_Material supplied_.

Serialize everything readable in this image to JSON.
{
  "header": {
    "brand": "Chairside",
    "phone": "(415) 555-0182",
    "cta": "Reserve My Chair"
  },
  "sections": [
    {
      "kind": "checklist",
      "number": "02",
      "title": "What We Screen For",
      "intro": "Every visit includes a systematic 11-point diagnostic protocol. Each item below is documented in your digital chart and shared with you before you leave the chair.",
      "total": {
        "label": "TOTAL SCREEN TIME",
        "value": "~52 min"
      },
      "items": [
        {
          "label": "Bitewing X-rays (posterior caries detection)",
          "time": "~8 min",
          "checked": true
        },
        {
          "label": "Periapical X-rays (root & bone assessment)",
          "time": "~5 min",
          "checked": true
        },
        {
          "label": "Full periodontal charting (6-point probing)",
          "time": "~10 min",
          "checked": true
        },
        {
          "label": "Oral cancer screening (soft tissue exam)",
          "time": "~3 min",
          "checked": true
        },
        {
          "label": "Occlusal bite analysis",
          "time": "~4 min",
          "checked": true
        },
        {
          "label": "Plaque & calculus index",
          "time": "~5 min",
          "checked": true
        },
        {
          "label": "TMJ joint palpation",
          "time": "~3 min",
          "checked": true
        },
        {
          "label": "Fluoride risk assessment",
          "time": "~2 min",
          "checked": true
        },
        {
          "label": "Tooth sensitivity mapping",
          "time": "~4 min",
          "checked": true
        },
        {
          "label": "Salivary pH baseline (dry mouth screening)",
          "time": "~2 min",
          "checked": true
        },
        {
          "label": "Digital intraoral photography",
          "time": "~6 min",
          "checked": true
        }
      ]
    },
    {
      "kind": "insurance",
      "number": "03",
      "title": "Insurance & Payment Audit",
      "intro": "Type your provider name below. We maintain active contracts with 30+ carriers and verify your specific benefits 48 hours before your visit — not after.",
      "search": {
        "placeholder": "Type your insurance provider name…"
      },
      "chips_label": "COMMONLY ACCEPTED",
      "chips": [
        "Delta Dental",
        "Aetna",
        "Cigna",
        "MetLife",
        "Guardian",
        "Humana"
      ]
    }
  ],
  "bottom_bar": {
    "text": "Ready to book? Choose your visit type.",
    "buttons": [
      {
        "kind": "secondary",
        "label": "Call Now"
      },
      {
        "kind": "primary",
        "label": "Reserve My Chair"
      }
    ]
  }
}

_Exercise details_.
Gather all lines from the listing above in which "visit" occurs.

_Written reply_.
      "intro": "Every visit includes a systematic 11-point diagnostic protocol. Each item below is documented in your digital chart and shared with you before you leave the chair.",
      "intro": "Type your provider name below. We maintain active contracts with 30+ carriers and verify your specific benefits 48 hours before your visit — not after.",
    "text": "Ready to book? Choose your visit type.",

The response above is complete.